Winemaking is an art. Its production requires aesthetic sensibility and creativity. It is an expressive medium expressing the character of the vineyard, region and vintage. It expresses the sensibility of the winemaker, the history and culture of the people who make it, and the vitality and creativity of nature. Wine has emotional resonance, symbolic and metaphorical meaning and narrative content. It is a collaboration between nature and culture and thus if you insist on putting it in a category, wine is a form of environmental art. Like music it creates bonds of community. Like painting and sculpture it expresses what the materials it is made of can do.
But one might grant all that but insist that, compared to painting or music, wine is trivial. I’ve heard such claims although when pressed the speaker can’t quite articulate why wine is trivial.
Wine has cultural significance. Many people devote their lives to making it or studying it. It is a central component in a proper meal that sustains life, family, and community. Its full appreciation requires substantial skill, experience and cognitive resources to grasp the significance of particular wines and how they fit into the wine world. Since the Ancient Greeks, many thoughtful people throughout history have considered wine an essential part of a life well lived. And it of course produces stunning, sometimes awe-inspiring sensory pleasure.
Granted, painting, music, and literature express truths about the human condition—war, peace, love, angst, the struggle for existence, etc. But wine expresses truths about our connection to nature, to the flux of variation and creative emergence, to geography, to home, and the joys and importance of sensory experience. These are not trivial matters; they are at the foundation of the human condition.

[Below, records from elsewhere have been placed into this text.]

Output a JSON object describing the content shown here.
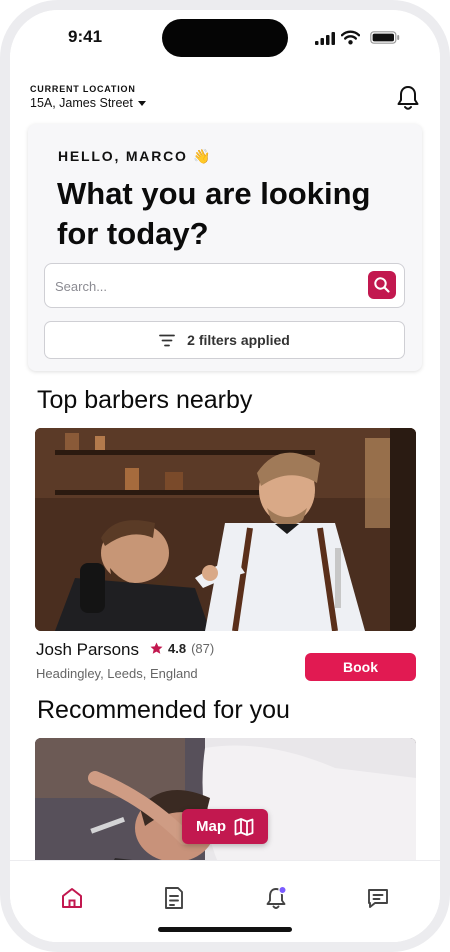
{
  "status_bar": {
    "time": "9:41"
  },
  "header": {
    "location_label": "CURRENT LOCATION",
    "location_value": "15A, James Street",
    "notification_icon": "bell-icon"
  },
  "hero": {
    "greeting": "HELLO, MARCO 👋",
    "title": "What you are looking for today?",
    "search": {
      "placeholder": "Search...",
      "value": ""
    },
    "filters_label": "2 filters applied"
  },
  "top_barbers": {
    "title": "Top barbers nearby",
    "card": {
      "name": "Josh Parsons",
      "rating": "4.8",
      "reviews": "(87)",
      "address": "Headingley, Leeds, England",
      "book_label": "Book"
    }
  },
  "recommended": {
    "title": "Recommended for you",
    "map_label": "Map"
  },
  "tab_bar": {
    "items": [
      "home-icon",
      "document-icon",
      "bell-icon",
      "chat-icon"
    ],
    "active_index": 0
  },
  "colors": {
    "accent": "#c2184f",
    "book": "#e11a52",
    "notification_dot": "#7b5cff"
  }
}
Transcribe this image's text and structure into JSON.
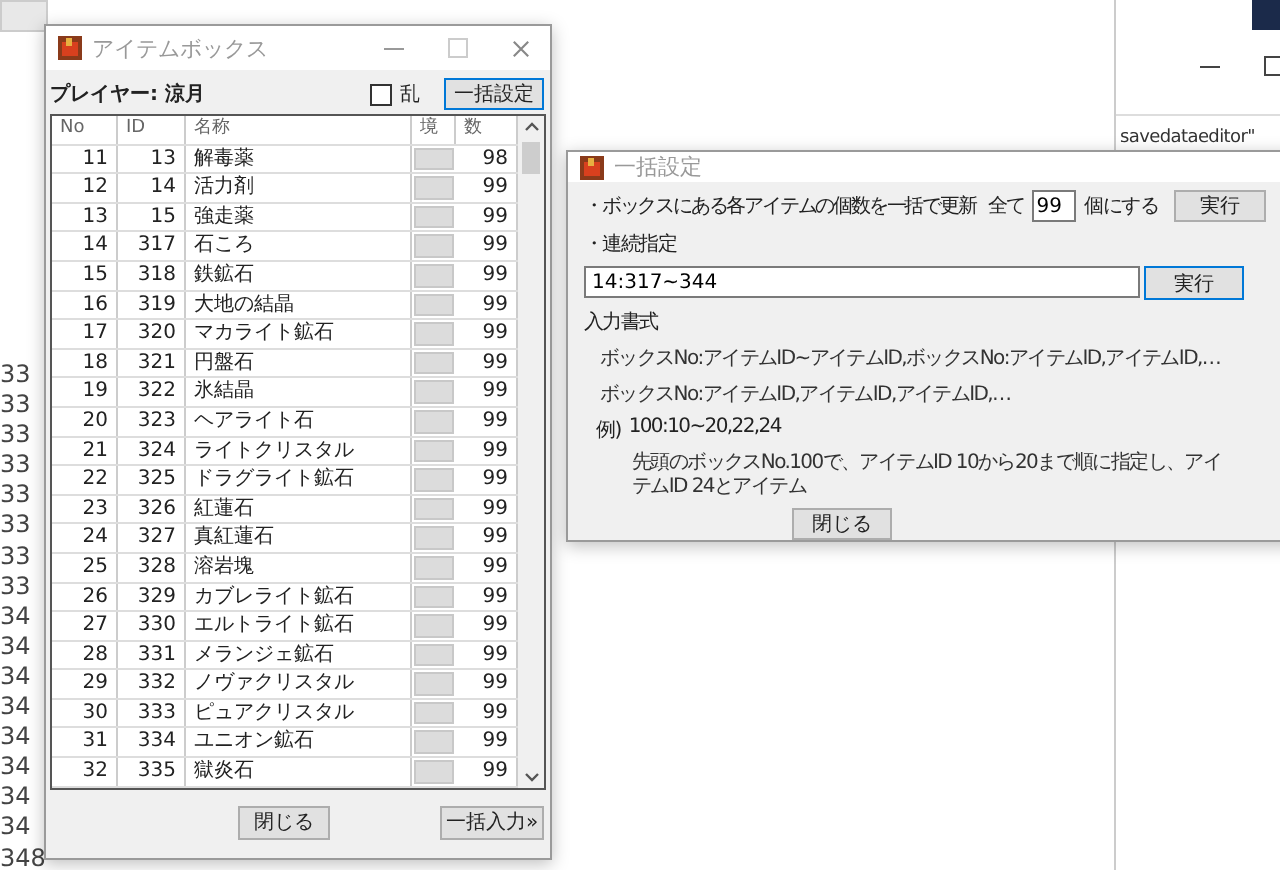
{
  "background_list": {
    "items": [
      "33",
      "33",
      "33",
      "33",
      "33",
      "33",
      "33",
      "33",
      "34",
      "34",
      "34",
      "34",
      "34",
      "34",
      "34",
      "34",
      "348"
    ]
  },
  "background_window": {
    "path_text": "savedataeditor\""
  },
  "item_box": {
    "title": "アイテムボックス",
    "player_label": "プレイヤー: 涼月",
    "random_checkbox": {
      "label": "乱",
      "checked": false
    },
    "bulk_button": "一括設定",
    "columns": [
      "No",
      "ID",
      "名称",
      "境",
      "数"
    ],
    "rows": [
      {
        "no": "11",
        "id": "13",
        "name": "解毒薬",
        "count": "98"
      },
      {
        "no": "12",
        "id": "14",
        "name": "活力剤",
        "count": "99"
      },
      {
        "no": "13",
        "id": "15",
        "name": "強走薬",
        "count": "99"
      },
      {
        "no": "14",
        "id": "317",
        "name": "石ころ",
        "count": "99"
      },
      {
        "no": "15",
        "id": "318",
        "name": "鉄鉱石",
        "count": "99"
      },
      {
        "no": "16",
        "id": "319",
        "name": "大地の結晶",
        "count": "99"
      },
      {
        "no": "17",
        "id": "320",
        "name": "マカライト鉱石",
        "count": "99"
      },
      {
        "no": "18",
        "id": "321",
        "name": "円盤石",
        "count": "99"
      },
      {
        "no": "19",
        "id": "322",
        "name": "氷結晶",
        "count": "99"
      },
      {
        "no": "20",
        "id": "323",
        "name": "ヘアライト石",
        "count": "99"
      },
      {
        "no": "21",
        "id": "324",
        "name": "ライトクリスタル",
        "count": "99"
      },
      {
        "no": "22",
        "id": "325",
        "name": "ドラグライト鉱石",
        "count": "99"
      },
      {
        "no": "23",
        "id": "326",
        "name": "紅蓮石",
        "count": "99"
      },
      {
        "no": "24",
        "id": "327",
        "name": "真紅蓮石",
        "count": "99"
      },
      {
        "no": "25",
        "id": "328",
        "name": "溶岩塊",
        "count": "99"
      },
      {
        "no": "26",
        "id": "329",
        "name": "カブレライト鉱石",
        "count": "99"
      },
      {
        "no": "27",
        "id": "330",
        "name": "エルトライト鉱石",
        "count": "99"
      },
      {
        "no": "28",
        "id": "331",
        "name": "メランジェ鉱石",
        "count": "99"
      },
      {
        "no": "29",
        "id": "332",
        "name": "ノヴァクリスタル",
        "count": "99"
      },
      {
        "no": "30",
        "id": "333",
        "name": "ピュアクリスタル",
        "count": "99"
      },
      {
        "no": "31",
        "id": "334",
        "name": "ユニオン鉱石",
        "count": "99"
      },
      {
        "no": "32",
        "id": "335",
        "name": "獄炎石",
        "count": "99"
      }
    ],
    "close_button": "閉じる",
    "bulk_input_button": "一括入力»"
  },
  "bulk_dialog": {
    "title": "一括設定",
    "update_label": "・ボックスにある各アイテムの個数を一括で更新",
    "all_label": "全て",
    "count_value": "99",
    "count_suffix": "個にする",
    "run_button_1": "実行",
    "range_label": "・連続指定",
    "range_value": "14:317~344",
    "run_button_2": "実行",
    "format_heading": "入力書式",
    "format_lines": [
      "ボックスNo:アイテムID~アイテムID,ボックスNo:アイテムID,アイテムID,…",
      "ボックスNo:アイテムID,アイテムID,アイテムID,…"
    ],
    "example_label": "例)",
    "example_value": "100:10~20,22,24",
    "example_description": "先頭のボックスNo.100で、アイテムID 10から20まで順に指定し、アイテムID 24とアイテム",
    "close_button": "閉じる"
  }
}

There is no compelling argument that excludes wine from the realm of art.
You are preaching to the choir with me on this one, Dwight. Robert Mondavi used to say “making wine is a craft, making great wine is an art.”
I do think it is valuable to differentiate between art and craft–I spend a whole lecture in my course on the Culture of Wine on this topic. Craft is making something well for a price. Art is making something great for yourself. See if that definition works.

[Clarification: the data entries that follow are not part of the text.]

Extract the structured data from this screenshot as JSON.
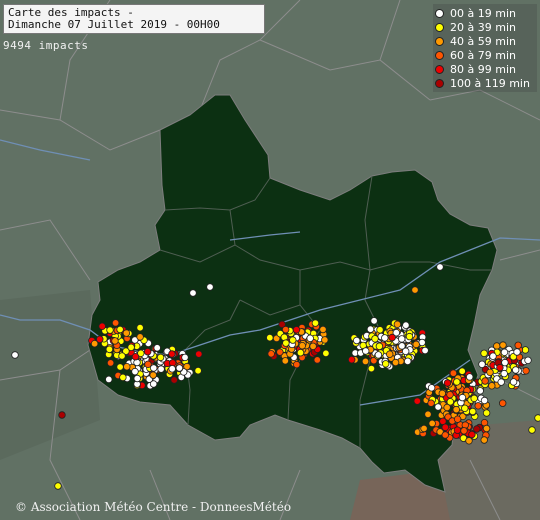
{
  "title": {
    "line1": "Carte des impacts -",
    "line2": "Dimanche 07 Juillet 2019 - 00H00"
  },
  "impacts_count": "9494 impacts",
  "legend": [
    {
      "label": "00 à 19 min",
      "color": "#ffffff"
    },
    {
      "label": "20 à 39 min",
      "color": "#ffff00"
    },
    {
      "label": "40 à 59 min",
      "color": "#ff9900"
    },
    {
      "label": "60 à 79 min",
      "color": "#ff5500"
    },
    {
      "label": "80 à 99 min",
      "color": "#ee0000"
    },
    {
      "label": "100 à 119 min",
      "color": "#aa0000"
    }
  ],
  "credit": "© Association Météo Centre - DonneesMétéo",
  "colors": {
    "background": "#5f6f62",
    "region": "#0c3012",
    "border": "#8a8a8a",
    "river": "#6f8fb5"
  }
}
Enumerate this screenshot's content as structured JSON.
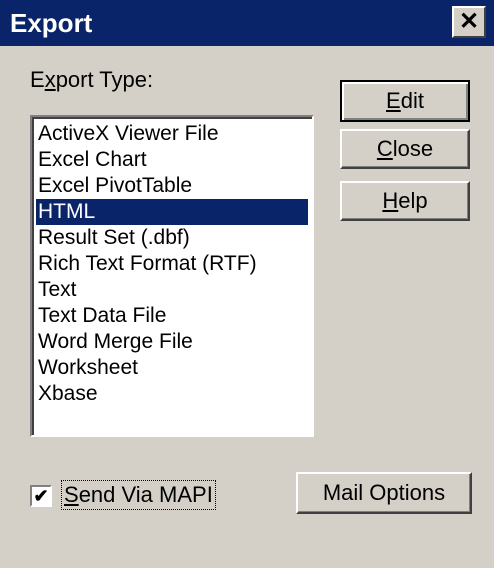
{
  "window": {
    "title": "Export",
    "close_glyph": "✕"
  },
  "export_type": {
    "label_pre": "E",
    "label_mnemonic": "x",
    "label_post": "port Type:"
  },
  "list": {
    "items": [
      "ActiveX Viewer File",
      "Excel Chart",
      "Excel PivotTable",
      "HTML",
      "Result Set (.dbf)",
      "Rich Text Format (RTF)",
      "Text",
      "Text Data File",
      "Word Merge File",
      "Worksheet",
      "Xbase"
    ],
    "selected": "HTML"
  },
  "buttons": {
    "edit": {
      "mnemonic": "E",
      "rest": "dit"
    },
    "close": {
      "mnemonic": "C",
      "rest": "lose"
    },
    "help": {
      "mnemonic": "H",
      "rest": "elp"
    },
    "mail_options": "Mail Options"
  },
  "send_mapi": {
    "checked": true,
    "check_glyph": "✔",
    "mnemonic": "S",
    "rest": "end Via MAPI"
  }
}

And one year I had a student who was also a professor in the art department, She memorably stated that art needs to be an exploration. Once it becomes standardized, it is a craft. Exploring the vagaries of vintage and vineyard might well be an art. Creating consistent wines for consumption in the market is a craft.

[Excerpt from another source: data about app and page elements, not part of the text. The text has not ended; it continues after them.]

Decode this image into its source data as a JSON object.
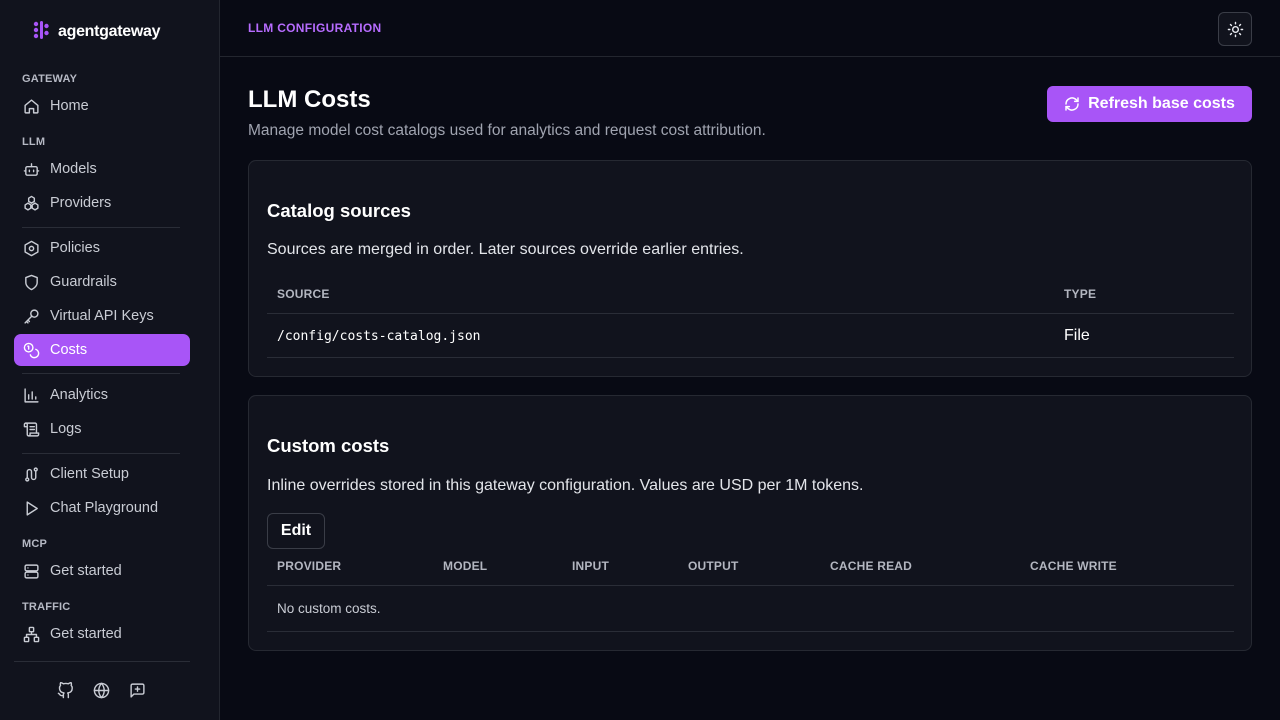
{
  "brand": {
    "name": "agentgateway",
    "logo_icon": "agentgateway-logo-icon",
    "accent": "#a855f7"
  },
  "sidebar": {
    "sections": {
      "gateway": "GATEWAY",
      "llm": "LLM",
      "mcp": "MCP",
      "traffic": "TRAFFIC"
    },
    "items": {
      "home": {
        "label": "Home",
        "icon": "home-icon"
      },
      "models": {
        "label": "Models",
        "icon": "robot-icon"
      },
      "providers": {
        "label": "Providers",
        "icon": "boxes-icon"
      },
      "policies": {
        "label": "Policies",
        "icon": "hexagon-gear-icon"
      },
      "guardrails": {
        "label": "Guardrails",
        "icon": "shield-icon"
      },
      "virtual_keys": {
        "label": "Virtual API Keys",
        "icon": "key-icon"
      },
      "costs": {
        "label": "Costs",
        "icon": "coins-icon",
        "active": true
      },
      "analytics": {
        "label": "Analytics",
        "icon": "bar-chart-icon"
      },
      "logs": {
        "label": "Logs",
        "icon": "scroll-icon"
      },
      "client_setup": {
        "label": "Client Setup",
        "icon": "route-icon"
      },
      "chat_playground": {
        "label": "Chat Playground",
        "icon": "play-icon"
      },
      "mcp_get_started": {
        "label": "Get started",
        "icon": "server-icon"
      },
      "traffic_get_started": {
        "label": "Get started",
        "icon": "network-icon"
      }
    },
    "footer_icons": [
      "github-icon",
      "globe-icon",
      "feedback-icon"
    ]
  },
  "topbar": {
    "title": "LLM CONFIGURATION",
    "theme_icon": "sun-icon"
  },
  "page": {
    "title": "LLM Costs",
    "subtitle": "Manage model cost catalogs used for analytics and request cost attribution.",
    "refresh_label": "Refresh base costs"
  },
  "catalog": {
    "title": "Catalog sources",
    "description": "Sources are merged in order. Later sources override earlier entries.",
    "columns": {
      "source": "SOURCE",
      "type": "TYPE"
    },
    "rows": [
      {
        "source": "/config/costs-catalog.json",
        "type": "File"
      }
    ]
  },
  "custom": {
    "title": "Custom costs",
    "description": "Inline overrides stored in this gateway configuration. Values are USD per 1M tokens.",
    "edit_label": "Edit",
    "columns": {
      "provider": "PROVIDER",
      "model": "MODEL",
      "input": "INPUT",
      "output": "OUTPUT",
      "cache_read": "CACHE READ",
      "cache_write": "CACHE WRITE"
    },
    "empty_text": "No custom costs."
  }
}
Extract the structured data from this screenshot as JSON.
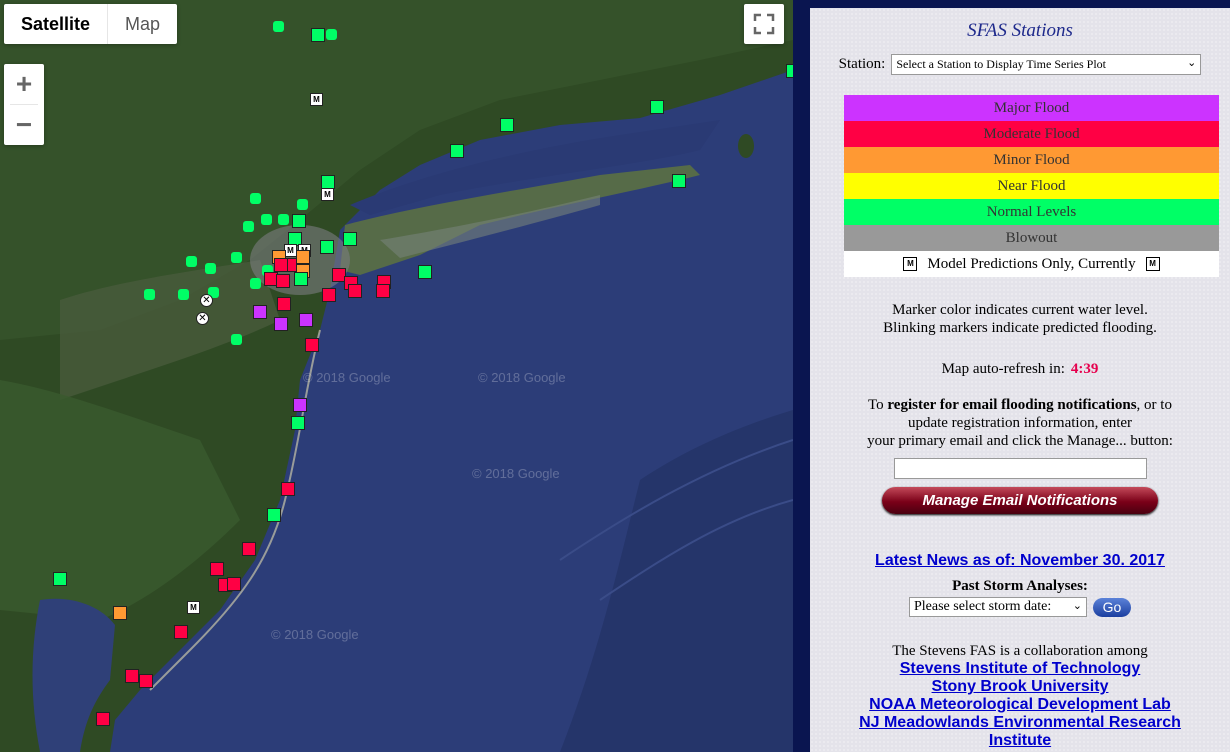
{
  "map": {
    "type_satellite": "Satellite",
    "type_map": "Map",
    "zoom_in": "+",
    "zoom_out": "−",
    "watermark": "© 2018 Google",
    "model_marker_letter": "M",
    "blowout_marker_letter": "✕"
  },
  "panel": {
    "title": "SFAS Stations",
    "station_label": "Station:",
    "station_select": "Select a Station to Display Time Series Plot",
    "legend": [
      {
        "label": "Major Flood",
        "color": "#cc33ff"
      },
      {
        "label": "Moderate Flood",
        "color": "#ff0044"
      },
      {
        "label": "Minor Flood",
        "color": "#ff9933"
      },
      {
        "label": "Near Flood",
        "color": "#ffff00"
      },
      {
        "label": "Normal Levels",
        "color": "#00ff66"
      },
      {
        "label": "Blowout",
        "color": "#999999"
      }
    ],
    "model_label": "Model Predictions Only, Currently",
    "info_line1": "Marker color indicates current water level.",
    "info_line2": "Blinking markers indicate predicted flooding.",
    "refresh_label": "Map auto-refresh in:",
    "refresh_count": "4:39",
    "register_pre": "To ",
    "register_bold": "register for email flooding notifications",
    "register_post": ", or to",
    "register_line2": "update registration information, enter",
    "register_line3": "your primary email and click the Manage... button:",
    "email_value": "",
    "manage_button": "Manage Email Notifications",
    "news_link": "Latest News as of: November 30. 2017",
    "storm_title": "Past Storm Analyses:",
    "storm_select": "Please select storm date:",
    "go_button": "Go",
    "collab_text": "The Stevens FAS is a collaboration among",
    "links": [
      "Stevens Institute of Technology",
      "Stony Brook University",
      "NOAA Meteorological Development Lab",
      "NJ Meadowlands Environmental Research",
      "Institute"
    ]
  },
  "colors": {
    "major": "#cc33ff",
    "moderate": "#ff0044",
    "minor": "#ff9933",
    "near": "#ffff00",
    "normal": "#00ff66",
    "blowout": "#999999"
  }
}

I agree 100% with all of that except I’m not sure that artists make things for themselves. They are very much aware of their audience and they are trying to communicate. But I also think artists create their own standards. They are not aiming just to please but to follow their own intuition about what must be done.